Aim of the exercise
Please go line by line and repeat the data below exactly, with no images.

(Website and app data records)
------------------------

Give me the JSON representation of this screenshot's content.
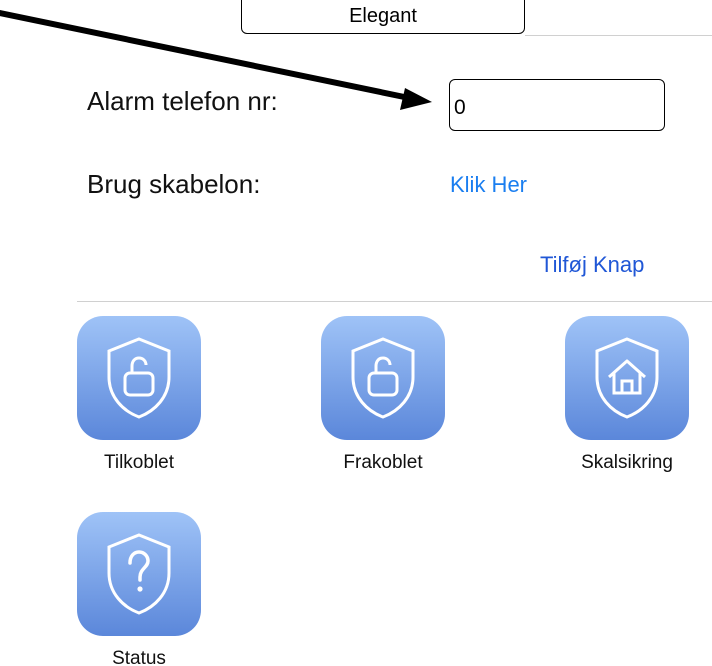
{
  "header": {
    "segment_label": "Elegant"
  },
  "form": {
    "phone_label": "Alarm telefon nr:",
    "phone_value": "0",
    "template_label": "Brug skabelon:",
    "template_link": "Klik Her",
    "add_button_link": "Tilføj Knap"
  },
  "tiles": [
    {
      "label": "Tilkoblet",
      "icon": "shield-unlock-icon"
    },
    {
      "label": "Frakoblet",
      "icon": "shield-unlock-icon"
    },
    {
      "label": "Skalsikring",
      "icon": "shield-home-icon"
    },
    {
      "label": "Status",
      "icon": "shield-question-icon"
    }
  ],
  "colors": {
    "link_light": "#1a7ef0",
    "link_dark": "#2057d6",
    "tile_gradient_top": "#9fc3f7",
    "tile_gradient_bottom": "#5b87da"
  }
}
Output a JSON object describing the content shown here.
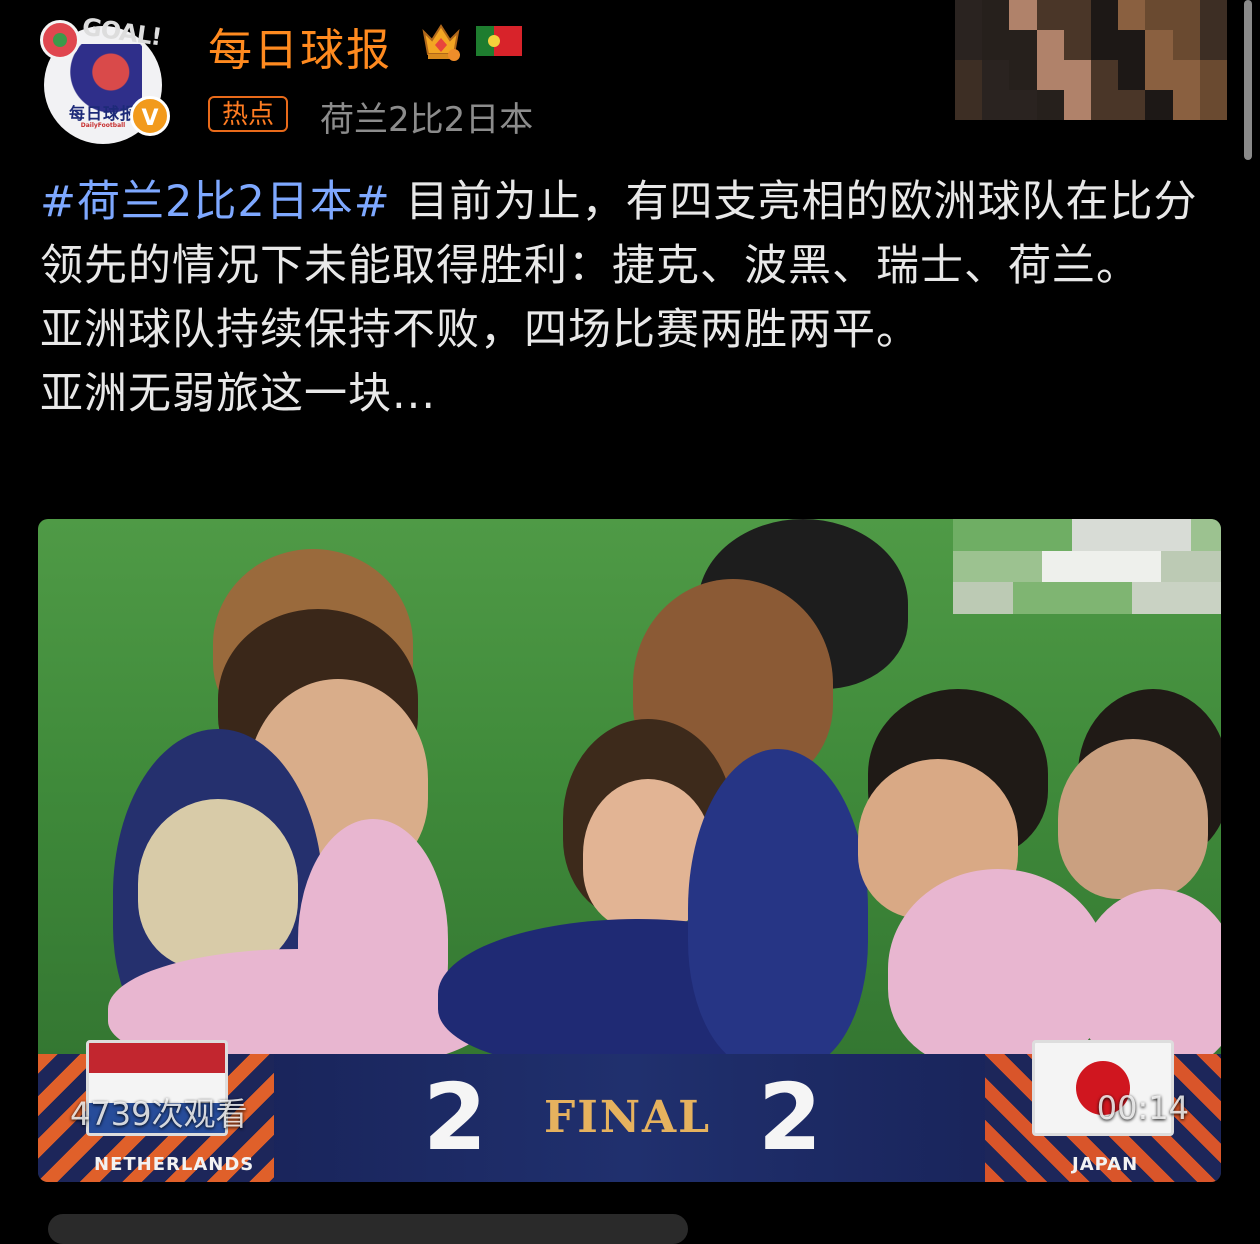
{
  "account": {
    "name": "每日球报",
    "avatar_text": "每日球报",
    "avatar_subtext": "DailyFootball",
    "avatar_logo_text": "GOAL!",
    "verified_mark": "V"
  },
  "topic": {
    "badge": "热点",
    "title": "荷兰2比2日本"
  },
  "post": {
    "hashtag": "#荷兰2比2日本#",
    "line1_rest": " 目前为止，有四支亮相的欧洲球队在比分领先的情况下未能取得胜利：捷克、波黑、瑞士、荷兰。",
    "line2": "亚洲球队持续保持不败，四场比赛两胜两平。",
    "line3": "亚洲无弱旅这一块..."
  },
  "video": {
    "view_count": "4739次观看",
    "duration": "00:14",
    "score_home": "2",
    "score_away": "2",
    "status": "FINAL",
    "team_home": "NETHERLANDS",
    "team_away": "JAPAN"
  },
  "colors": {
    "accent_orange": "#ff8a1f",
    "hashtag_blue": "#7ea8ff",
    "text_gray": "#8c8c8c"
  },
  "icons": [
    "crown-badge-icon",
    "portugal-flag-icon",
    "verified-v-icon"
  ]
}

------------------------

Result of this exercise
Give me the JSON representation of this screenshot's content.
{
  "header": {
    "segment_label": "Elegant"
  },
  "form": {
    "phone_label": "Alarm telefon nr:",
    "phone_value": "0",
    "template_label": "Brug skabelon:",
    "template_link": "Klik Her",
    "add_button_link": "Tilføj Knap"
  },
  "tiles": [
    {
      "label": "Tilkoblet",
      "icon": "shield-unlock-icon"
    },
    {
      "label": "Frakoblet",
      "icon": "shield-unlock-icon"
    },
    {
      "label": "Skalsikring",
      "icon": "shield-home-icon"
    },
    {
      "label": "Status",
      "icon": "shield-question-icon"
    }
  ],
  "colors": {
    "link_light": "#1a7ef0",
    "link_dark": "#2057d6",
    "tile_gradient_top": "#9fc3f7",
    "tile_gradient_bottom": "#5b87da"
  }
}
Output a JSON object describing the content shown here.
{
  "account": {
    "name": "每日球报",
    "avatar_text": "每日球报",
    "avatar_subtext": "DailyFootball",
    "avatar_logo_text": "GOAL!",
    "verified_mark": "V"
  },
  "topic": {
    "badge": "热点",
    "title": "荷兰2比2日本"
  },
  "post": {
    "hashtag": "#荷兰2比2日本#",
    "line1_rest": " 目前为止，有四支亮相的欧洲球队在比分领先的情况下未能取得胜利：捷克、波黑、瑞士、荷兰。",
    "line2": "亚洲球队持续保持不败，四场比赛两胜两平。",
    "line3": "亚洲无弱旅这一块..."
  },
  "video": {
    "view_count": "4739次观看",
    "duration": "00:14",
    "score_home": "2",
    "score_away": "2",
    "status": "FINAL",
    "team_home": "NETHERLANDS",
    "team_away": "JAPAN"
  },
  "colors": {
    "accent_orange": "#ff8a1f",
    "hashtag_blue": "#7ea8ff",
    "text_gray": "#8c8c8c"
  },
  "icons": [
    "crown-badge-icon",
    "portugal-flag-icon",
    "verified-v-icon"
  ]
}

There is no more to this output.